## HOW TO COMPLETE THIS TASK
Print back each record unchanged, without pictures.

DATA PROVIDED START

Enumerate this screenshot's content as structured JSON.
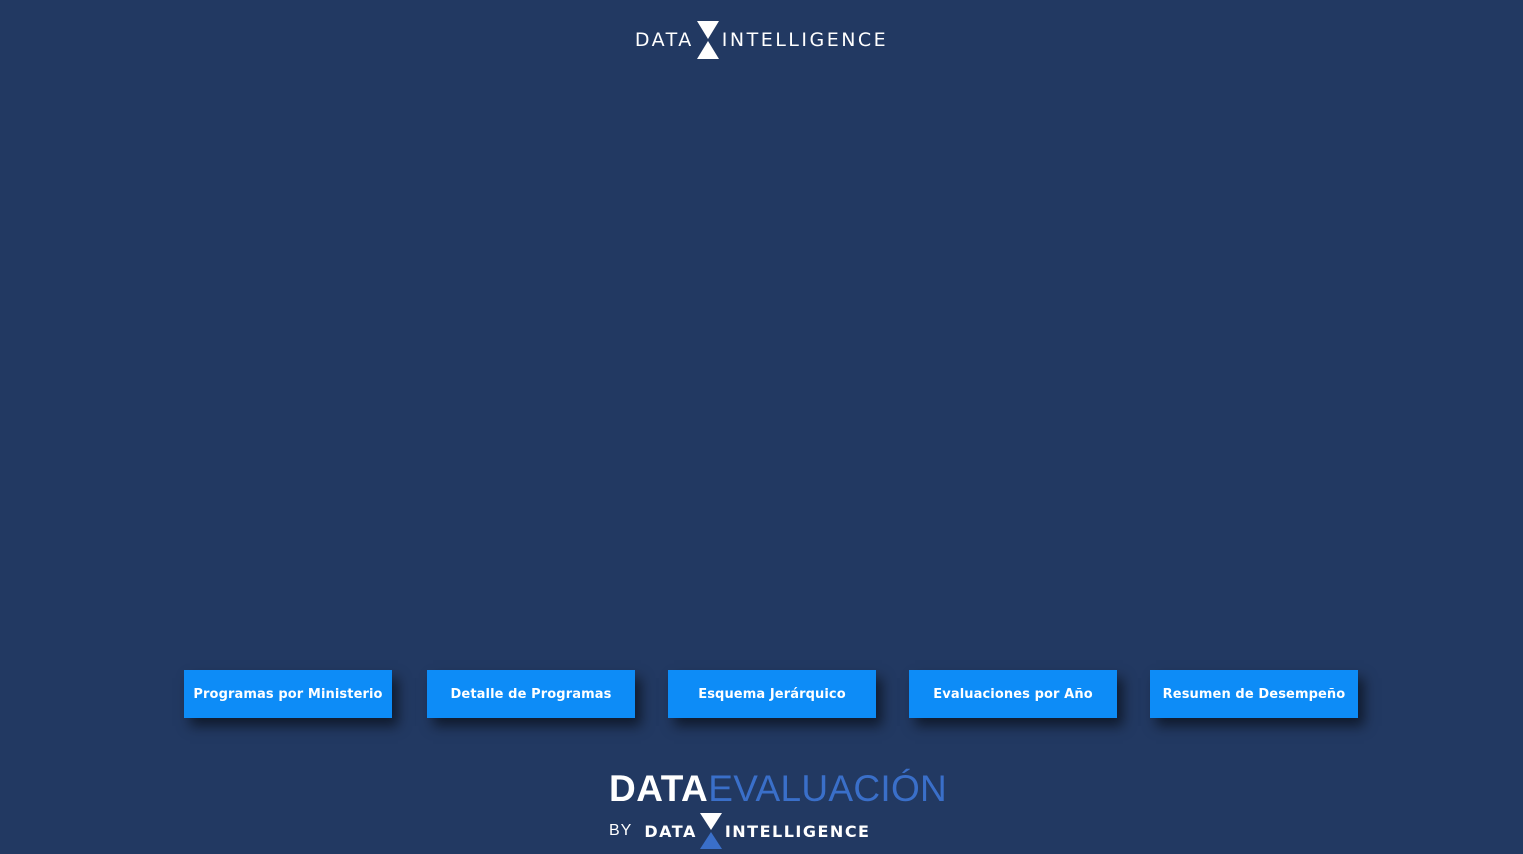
{
  "header": {
    "logo_left": "DATA",
    "logo_right": "INTELLIGENCE",
    "logo_mark": "hourglass-logo-icon"
  },
  "nav": {
    "buttons": [
      {
        "label": "Programas por Ministerio"
      },
      {
        "label": "Detalle de Programas"
      },
      {
        "label": "Esquema Jerárquico"
      },
      {
        "label": "Evaluaciones por Año"
      },
      {
        "label": "Resumen de Desempeño"
      }
    ]
  },
  "footer": {
    "brand_primary": "DATA",
    "brand_secondary": "EVALUACIÓN",
    "by_label": "BY",
    "company_left": "DATA",
    "company_right": "INTELLIGENCE"
  },
  "colors": {
    "background": "#223962",
    "button": "#0d8cf7",
    "accent": "#3a6fc9",
    "text": "#ffffff"
  }
}
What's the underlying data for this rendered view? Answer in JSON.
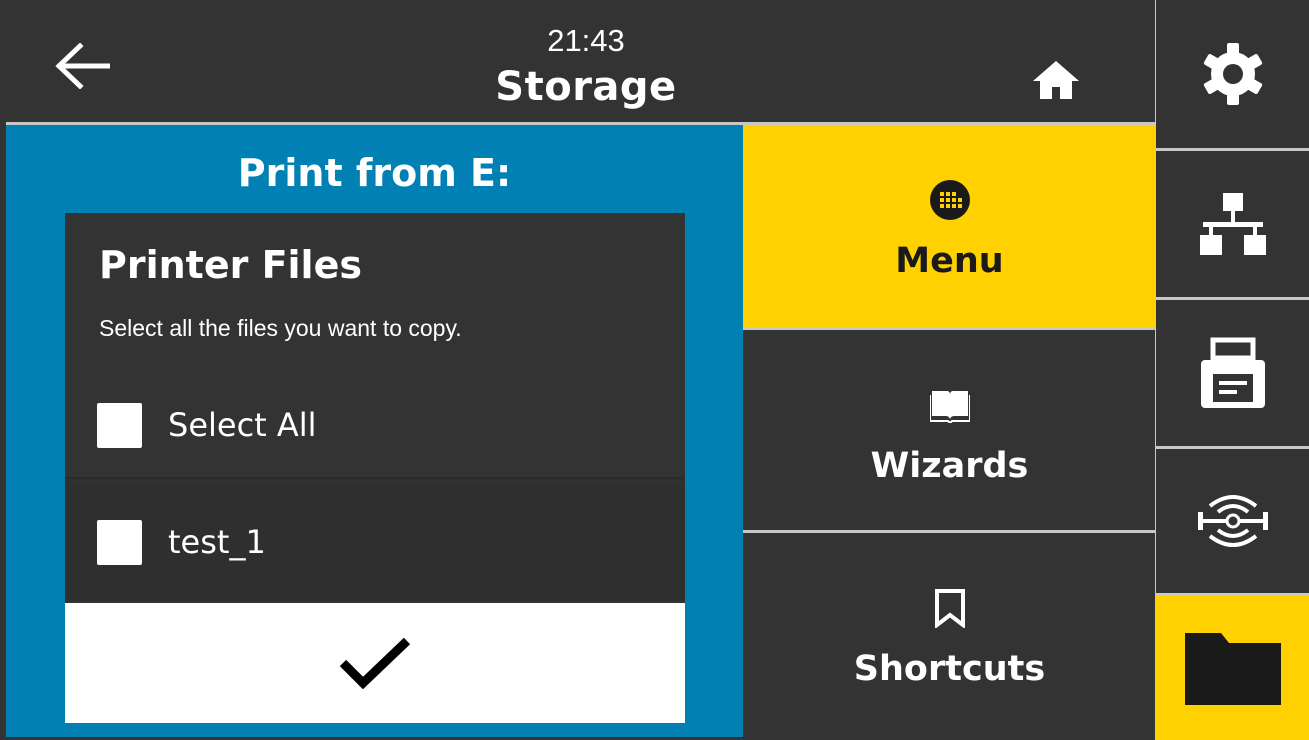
{
  "header": {
    "time": "21:43",
    "title": "Storage",
    "back_icon": "arrow-left-icon",
    "home_icon": "home-icon"
  },
  "panel": {
    "title": "Print from E:",
    "dialog": {
      "title": "Printer Files",
      "subtitle": "Select all the files you want to copy.",
      "select_all_label": "Select All",
      "files": [
        {
          "name": "test_1",
          "checked": false
        }
      ],
      "confirm_icon": "checkmark-icon"
    }
  },
  "nav": {
    "items": [
      {
        "label": "Menu",
        "icon": "grid-dots-icon",
        "active": true
      },
      {
        "label": "Wizards",
        "icon": "book-icon",
        "active": false
      },
      {
        "label": "Shortcuts",
        "icon": "bookmark-icon",
        "active": false
      }
    ]
  },
  "sidebar": {
    "items": [
      {
        "icon": "gear-icon"
      },
      {
        "icon": "network-icon"
      },
      {
        "icon": "printer-icon"
      },
      {
        "icon": "rfid-icon"
      },
      {
        "icon": "folder-icon",
        "active": true
      }
    ]
  },
  "colors": {
    "accent_yellow": "#ffd100",
    "panel_blue": "#0080b3",
    "background_dark": "#333333",
    "divider": "#c8c8c8"
  }
}
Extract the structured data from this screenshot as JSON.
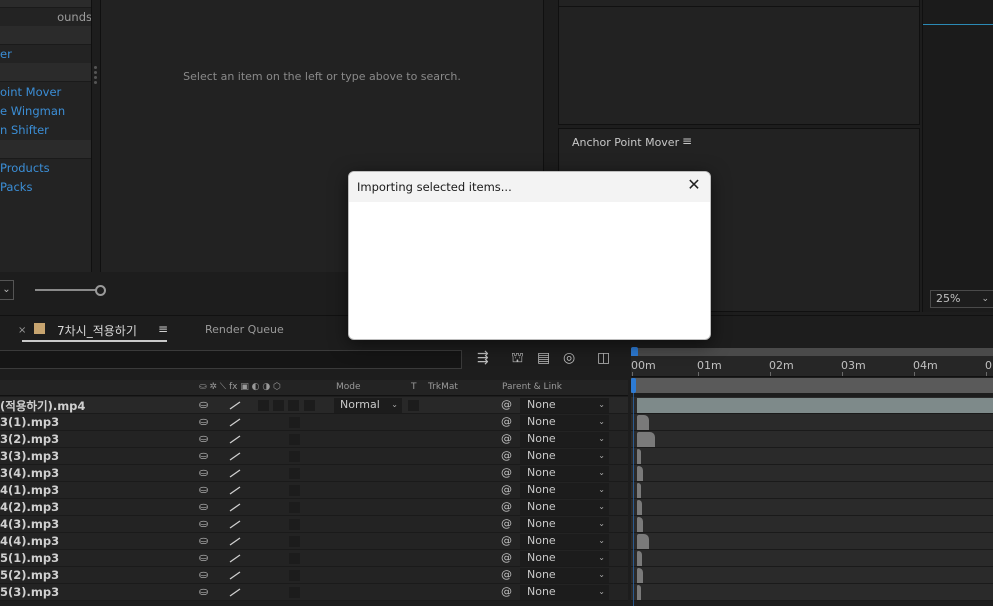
{
  "left_list": {
    "rows": [
      {
        "type": "cat",
        "label": ""
      },
      {
        "type": "plain",
        "label": "ounds"
      },
      {
        "type": "cat",
        "label": ""
      },
      {
        "type": "item",
        "label": "er"
      },
      {
        "type": "cat",
        "label": ""
      },
      {
        "type": "item",
        "label": "oint Mover"
      },
      {
        "type": "item",
        "label": "e Wingman"
      },
      {
        "type": "item",
        "label": "n Shifter"
      },
      {
        "type": "cat",
        "label": ""
      },
      {
        "type": "item",
        "label": "Products"
      },
      {
        "type": "item",
        "label": " Packs"
      }
    ]
  },
  "results": {
    "message": "Select an item on the left or type above to search."
  },
  "left_controls": {
    "dropdown_arrow": "⌄",
    "slider_value": 1.0
  },
  "anchor_panel": {
    "title": "Anchor Point Mover",
    "menu_icon": "hamburger-icon"
  },
  "viewer": {
    "zoom": "25%"
  },
  "timeline": {
    "close_glyph": "×",
    "comp_tab": "7차시_적용하기",
    "comp_color": "#c7a46f",
    "render_tab": "Render Queue",
    "columns": {
      "switches": "⛀ ✲ ⟍ fx ▣ ◐ ◑ ⬡",
      "mode": "Mode",
      "t": "T",
      "trkmat": "TrkMat",
      "parent": "Parent & Link"
    },
    "ruler_labels": [
      "00m",
      "01m",
      "02m",
      "03m",
      "04m",
      "0"
    ],
    "layers": [
      {
        "name": "(적용하기).mp4",
        "mode": "Normal",
        "parent": "None",
        "bar_end": 1.0
      },
      {
        "name": "3(1).mp3",
        "mode": "",
        "parent": "None",
        "bar_end": 0.035
      },
      {
        "name": "3(2).mp3",
        "mode": "",
        "parent": "None",
        "bar_end": 0.05
      },
      {
        "name": "3(3).mp3",
        "mode": "",
        "parent": "None",
        "bar_end": 0.012
      },
      {
        "name": "3(4).mp3",
        "mode": "",
        "parent": "None",
        "bar_end": 0.018
      },
      {
        "name": "4(1).mp3",
        "mode": "",
        "parent": "None",
        "bar_end": 0.01
      },
      {
        "name": "4(2).mp3",
        "mode": "",
        "parent": "None",
        "bar_end": 0.015
      },
      {
        "name": "4(3).mp3",
        "mode": "",
        "parent": "None",
        "bar_end": 0.018
      },
      {
        "name": "4(4).mp3",
        "mode": "",
        "parent": "None",
        "bar_end": 0.035
      },
      {
        "name": "5(1).mp3",
        "mode": "",
        "parent": "None",
        "bar_end": 0.015
      },
      {
        "name": "5(2).mp3",
        "mode": "",
        "parent": "None",
        "bar_end": 0.018
      },
      {
        "name": "5(3).mp3",
        "mode": "",
        "parent": "None",
        "bar_end": 0.012
      }
    ]
  },
  "dialog": {
    "title": "Importing selected items...",
    "close_glyph": "✕"
  }
}
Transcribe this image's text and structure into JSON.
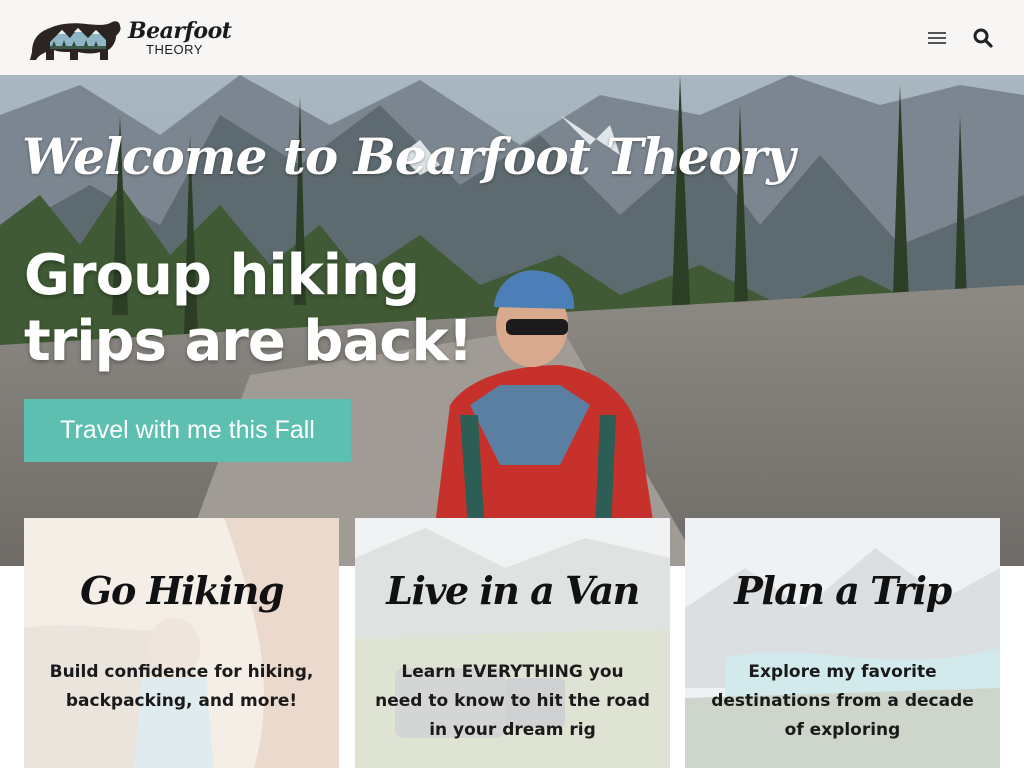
{
  "header": {
    "logo_script": "Bearfoot",
    "logo_sub": "THEORY",
    "menu_icon": "hamburger-menu-icon",
    "search_icon": "search-icon"
  },
  "hero": {
    "welcome": "Welcome to Bearfoot Theory",
    "headline": "Group hiking trips are back!",
    "cta_label": "Travel with me this Fall"
  },
  "cards": [
    {
      "title": "Go Hiking",
      "description": "Build confidence for hiking, backpacking, and more!"
    },
    {
      "title": "Live in a Van",
      "description": "Learn EVERYTHING you need to know to hit the road in your dream rig"
    },
    {
      "title": "Plan a Trip",
      "description": "Explore my favorite destinations from a decade of exploring"
    }
  ],
  "colors": {
    "header_bg": "#f8f6f4",
    "cta_bg": "#5dbfb0",
    "text_dark": "#1a1a1a"
  }
}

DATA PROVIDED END

## RESULT
Enumerate this screenshot's content as structured JSON.
{
  "header": {
    "logo_left": "DATA",
    "logo_right": "INTELLIGENCE",
    "logo_mark": "hourglass-logo-icon"
  },
  "nav": {
    "buttons": [
      {
        "label": "Programas por Ministerio"
      },
      {
        "label": "Detalle de Programas"
      },
      {
        "label": "Esquema Jerárquico"
      },
      {
        "label": "Evaluaciones por Año"
      },
      {
        "label": "Resumen de Desempeño"
      }
    ]
  },
  "footer": {
    "brand_primary": "DATA",
    "brand_secondary": "EVALUACIÓN",
    "by_label": "BY",
    "company_left": "DATA",
    "company_right": "INTELLIGENCE"
  },
  "colors": {
    "background": "#223962",
    "button": "#0d8cf7",
    "accent": "#3a6fc9",
    "text": "#ffffff"
  }
}
What's the underlying data for this rendered view? Answer in JSON.
{
  "header": {
    "time": "21:43",
    "title": "Storage",
    "back_icon": "arrow-left-icon",
    "home_icon": "home-icon"
  },
  "panel": {
    "title": "Print from E:",
    "dialog": {
      "title": "Printer Files",
      "subtitle": "Select all the files you want to copy.",
      "select_all_label": "Select All",
      "files": [
        {
          "name": "test_1",
          "checked": false
        }
      ],
      "confirm_icon": "checkmark-icon"
    }
  },
  "nav": {
    "items": [
      {
        "label": "Menu",
        "icon": "grid-dots-icon",
        "active": true
      },
      {
        "label": "Wizards",
        "icon": "book-icon",
        "active": false
      },
      {
        "label": "Shortcuts",
        "icon": "bookmark-icon",
        "active": false
      }
    ]
  },
  "sidebar": {
    "items": [
      {
        "icon": "gear-icon"
      },
      {
        "icon": "network-icon"
      },
      {
        "icon": "printer-icon"
      },
      {
        "icon": "rfid-icon"
      },
      {
        "icon": "folder-icon",
        "active": true
      }
    ]
  },
  "colors": {
    "accent_yellow": "#ffd100",
    "panel_blue": "#0080b3",
    "background_dark": "#333333",
    "divider": "#c8c8c8"
  }
}
Extract the structured data from this screenshot as JSON.
{
  "left_list": {
    "rows": [
      {
        "type": "cat",
        "label": ""
      },
      {
        "type": "plain",
        "label": "ounds"
      },
      {
        "type": "cat",
        "label": ""
      },
      {
        "type": "item",
        "label": "er"
      },
      {
        "type": "cat",
        "label": ""
      },
      {
        "type": "item",
        "label": "oint Mover"
      },
      {
        "type": "item",
        "label": "e Wingman"
      },
      {
        "type": "item",
        "label": "n Shifter"
      },
      {
        "type": "cat",
        "label": ""
      },
      {
        "type": "item",
        "label": "Products"
      },
      {
        "type": "item",
        "label": " Packs"
      }
    ]
  },
  "results": {
    "message": "Select an item on the left or type above to search."
  },
  "left_controls": {
    "dropdown_arrow": "⌄",
    "slider_value": 1.0
  },
  "anchor_panel": {
    "title": "Anchor Point Mover",
    "menu_icon": "hamburger-icon"
  },
  "viewer": {
    "zoom": "25%"
  },
  "timeline": {
    "close_glyph": "×",
    "comp_tab": "7차시_적용하기",
    "comp_color": "#c7a46f",
    "render_tab": "Render Queue",
    "columns": {
      "switches": "⛀ ✲ ⟍ fx ▣ ◐ ◑ ⬡",
      "mode": "Mode",
      "t": "T",
      "trkmat": "TrkMat",
      "parent": "Parent & Link"
    },
    "ruler_labels": [
      "00m",
      "01m",
      "02m",
      "03m",
      "04m",
      "0"
    ],
    "layers": [
      {
        "name": "(적용하기).mp4",
        "mode": "Normal",
        "parent": "None",
        "bar_end": 1.0
      },
      {
        "name": "3(1).mp3",
        "mode": "",
        "parent": "None",
        "bar_end": 0.035
      },
      {
        "name": "3(2).mp3",
        "mode": "",
        "parent": "None",
        "bar_end": 0.05
      },
      {
        "name": "3(3).mp3",
        "mode": "",
        "parent": "None",
        "bar_end": 0.012
      },
      {
        "name": "3(4).mp3",
        "mode": "",
        "parent": "None",
        "bar_end": 0.018
      },
      {
        "name": "4(1).mp3",
        "mode": "",
        "parent": "None",
        "bar_end": 0.01
      },
      {
        "name": "4(2).mp3",
        "mode": "",
        "parent": "None",
        "bar_end": 0.015
      },
      {
        "name": "4(3).mp3",
        "mode": "",
        "parent": "None",
        "bar_end": 0.018
      },
      {
        "name": "4(4).mp3",
        "mode": "",
        "parent": "None",
        "bar_end": 0.035
      },
      {
        "name": "5(1).mp3",
        "mode": "",
        "parent": "None",
        "bar_end": 0.015
      },
      {
        "name": "5(2).mp3",
        "mode": "",
        "parent": "None",
        "bar_end": 0.018
      },
      {
        "name": "5(3).mp3",
        "mode": "",
        "parent": "None",
        "bar_end": 0.012
      }
    ]
  },
  "dialog": {
    "title": "Importing selected items...",
    "close_glyph": "✕"
  }
}
Transcribe this image's text and structure into JSON.
{
  "header": {
    "logo_script": "Bearfoot",
    "logo_sub": "THEORY",
    "menu_icon": "hamburger-menu-icon",
    "search_icon": "search-icon"
  },
  "hero": {
    "welcome": "Welcome to Bearfoot Theory",
    "headline": "Group hiking trips are back!",
    "cta_label": "Travel with me this Fall"
  },
  "cards": [
    {
      "title": "Go Hiking",
      "description": "Build confidence for hiking, backpacking, and more!"
    },
    {
      "title": "Live in a Van",
      "description": "Learn EVERYTHING you need to know to hit the road in your dream rig"
    },
    {
      "title": "Plan a Trip",
      "description": "Explore my favorite destinations from a decade of exploring"
    }
  ],
  "colors": {
    "header_bg": "#f8f6f4",
    "cta_bg": "#5dbfb0",
    "text_dark": "#1a1a1a"
  }
}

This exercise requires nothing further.